Ukraine's Foreign Minister Dmytro Kuleba urged the UN Security Council members to "thwart any Russian attempts to abuse its presidency."
In an April 1 tweet, Kuleba called Russia "an outlaw" in the council, arguing that Russia took the place of the USSR as a permanent member of the UN Security Council without legitimate ground, according to the UN Charter.
Russia will lead the United Nations Security Council in April, AFP News Agency reported on March 30, which Kuleba called earlier called "a bad joke" after its full-scale invasion of Ukraine.
The Presidency of the United Nations Security Council rotates monthly between 15 member states.
The Security Council comprises five permanent members, including the U.S. and Russia, and ten non-permanent members that the General Assembly chooses for a two-year term.
Russia has repeatedly abused its position at the United Nations while attempting to justify its war of aggression against Ukraine.
Russian Foreign Minister Sergei Lavrov told the U.N. General Assembly that Russia had “no choice” but to invade Ukraine, U.N. News reported in September 2022.
“I am convinced that any sovereign, self-respecting state would do the same in our stead, which understands its responsibility to its own people," Lavrov claimed, denying Ukrainian sovereignty on an international platform.
Since the beginning of the full-scale invasion, Russian officials have also been condemned for documented war crimes committed on Ukrainian territory.
The Hague-based International Criminal Court (ICC) issued on March 17 arrest warrants for Russian dictator Vladimir Putin and Maria Lvova-Belova, the Russian official allegedly overseeing the forced deportations of over 16,000 Ukrainian children to Russia.
In response to the announcement, Russian ex-President Dmitriy Medvedev went on to threaten on March 20 a missile strike against the Hague.

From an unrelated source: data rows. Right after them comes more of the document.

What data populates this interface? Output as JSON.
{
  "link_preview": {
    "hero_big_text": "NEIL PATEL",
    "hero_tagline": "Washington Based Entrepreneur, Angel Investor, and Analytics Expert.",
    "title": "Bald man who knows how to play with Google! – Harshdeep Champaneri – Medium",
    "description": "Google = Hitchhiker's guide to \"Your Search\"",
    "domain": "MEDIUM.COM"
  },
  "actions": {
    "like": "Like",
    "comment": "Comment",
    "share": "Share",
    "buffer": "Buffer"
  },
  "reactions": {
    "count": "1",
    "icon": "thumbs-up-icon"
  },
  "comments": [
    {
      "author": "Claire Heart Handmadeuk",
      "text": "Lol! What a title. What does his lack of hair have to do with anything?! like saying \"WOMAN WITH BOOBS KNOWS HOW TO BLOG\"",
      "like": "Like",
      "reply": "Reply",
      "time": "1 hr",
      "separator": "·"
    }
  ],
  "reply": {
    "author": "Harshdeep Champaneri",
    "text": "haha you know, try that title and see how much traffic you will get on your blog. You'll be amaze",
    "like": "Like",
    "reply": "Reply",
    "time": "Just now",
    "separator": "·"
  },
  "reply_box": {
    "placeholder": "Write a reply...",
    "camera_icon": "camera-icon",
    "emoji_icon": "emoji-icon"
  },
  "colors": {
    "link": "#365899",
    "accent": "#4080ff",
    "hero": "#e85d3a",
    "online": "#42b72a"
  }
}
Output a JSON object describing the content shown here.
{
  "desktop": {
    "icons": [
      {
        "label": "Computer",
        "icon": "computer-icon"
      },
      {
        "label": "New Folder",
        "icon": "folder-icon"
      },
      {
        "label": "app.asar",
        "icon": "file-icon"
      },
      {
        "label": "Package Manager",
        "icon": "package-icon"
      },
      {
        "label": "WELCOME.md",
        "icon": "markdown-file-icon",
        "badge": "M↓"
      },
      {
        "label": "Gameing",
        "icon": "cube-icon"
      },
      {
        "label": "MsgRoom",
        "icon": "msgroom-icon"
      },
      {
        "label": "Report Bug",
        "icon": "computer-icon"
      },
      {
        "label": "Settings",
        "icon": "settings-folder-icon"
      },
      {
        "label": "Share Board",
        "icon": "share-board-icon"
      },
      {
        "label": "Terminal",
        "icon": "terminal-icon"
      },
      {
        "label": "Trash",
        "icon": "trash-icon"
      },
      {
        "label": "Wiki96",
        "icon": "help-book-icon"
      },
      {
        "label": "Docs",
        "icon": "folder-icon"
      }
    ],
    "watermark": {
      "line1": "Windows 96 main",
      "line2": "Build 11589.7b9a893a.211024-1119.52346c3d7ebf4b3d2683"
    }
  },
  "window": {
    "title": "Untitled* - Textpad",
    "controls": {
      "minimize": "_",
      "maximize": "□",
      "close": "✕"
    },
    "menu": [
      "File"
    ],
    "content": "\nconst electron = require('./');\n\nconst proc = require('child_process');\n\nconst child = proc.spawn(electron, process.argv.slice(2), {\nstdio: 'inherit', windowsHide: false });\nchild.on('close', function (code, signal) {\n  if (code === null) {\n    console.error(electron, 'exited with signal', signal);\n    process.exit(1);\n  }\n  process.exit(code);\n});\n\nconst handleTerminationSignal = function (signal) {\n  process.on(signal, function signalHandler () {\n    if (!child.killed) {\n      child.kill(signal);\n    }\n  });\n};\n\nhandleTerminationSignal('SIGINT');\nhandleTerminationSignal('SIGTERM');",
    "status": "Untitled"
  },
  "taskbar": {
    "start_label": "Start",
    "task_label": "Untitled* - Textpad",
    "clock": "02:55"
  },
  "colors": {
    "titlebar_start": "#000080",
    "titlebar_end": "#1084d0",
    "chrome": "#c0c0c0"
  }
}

"Everyone walks under God and missiles. It's quite possible to envision a scenario where a Russian ship stationed in the North Sea could strategically strike the Hague courthouse with a hypersonic Onyx (cruise) missile," Medvedev, who is currently the deputy chairman of Russia's Security Council, wrote.
He went on to warn judges of the International Criminal Court to "look carefully at the sky."